YOUR TASK — Once the images are set aside, print the remaining lines below exactly.

RECORDS FOR THE TASK —
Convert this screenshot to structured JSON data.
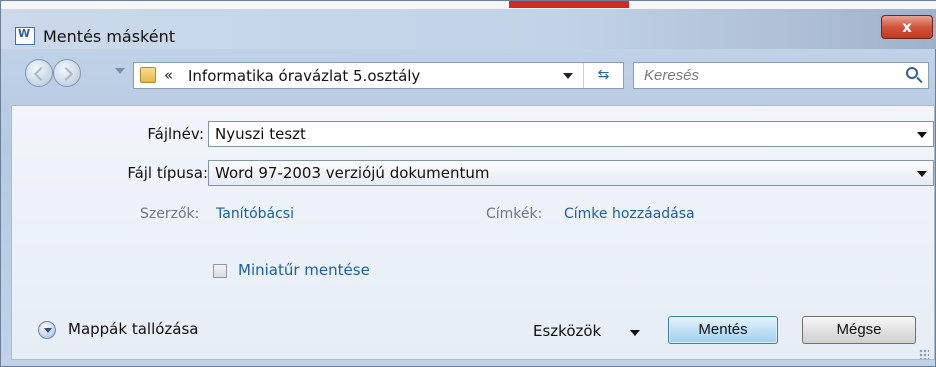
{
  "window": {
    "title": "Mentés másként",
    "close_glyph": "x"
  },
  "nav": {
    "address_prefix": "«",
    "address_path": "Informatika óravázlat 5.osztály",
    "refresh_glyph": "⇆",
    "search_placeholder": "Keresés"
  },
  "form": {
    "filename_label": "Fájlnév:",
    "filename_value": "Nyuszi teszt",
    "filetype_label": "Fájl típusa:",
    "filetype_value": "Word 97-2003 verziójú dokumentum",
    "authors_label": "Szerzők:",
    "authors_value": "Tanítóbácsi",
    "tags_label": "Címkék:",
    "tags_value": "Címke hozzáadása",
    "thumbnail_label": "Miniatűr mentése",
    "thumbnail_checked": false
  },
  "footer": {
    "browse_folders": "Mappák tallózása",
    "tools": "Eszközök",
    "save": "Mentés",
    "cancel": "Mégse"
  },
  "colors": {
    "link": "#1a5fa8",
    "primary_button": "#bfe0f5",
    "close_button": "#d0553c"
  }
}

EXERCISE RESULT —
Convert this screenshot to structured JSON data.
{
  "window": {
    "title": "Mentés másként",
    "close_glyph": "x"
  },
  "nav": {
    "address_prefix": "«",
    "address_path": "Informatika óravázlat 5.osztály",
    "refresh_glyph": "⇆",
    "search_placeholder": "Keresés"
  },
  "form": {
    "filename_label": "Fájlnév:",
    "filename_value": "Nyuszi teszt",
    "filetype_label": "Fájl típusa:",
    "filetype_value": "Word 97-2003 verziójú dokumentum",
    "authors_label": "Szerzők:",
    "authors_value": "Tanítóbácsi",
    "tags_label": "Címkék:",
    "tags_value": "Címke hozzáadása",
    "thumbnail_label": "Miniatűr mentése",
    "thumbnail_checked": false
  },
  "footer": {
    "browse_folders": "Mappák tallózása",
    "tools": "Eszközök",
    "save": "Mentés",
    "cancel": "Mégse"
  },
  "colors": {
    "link": "#1a5fa8",
    "primary_button": "#bfe0f5",
    "close_button": "#d0553c"
  }
}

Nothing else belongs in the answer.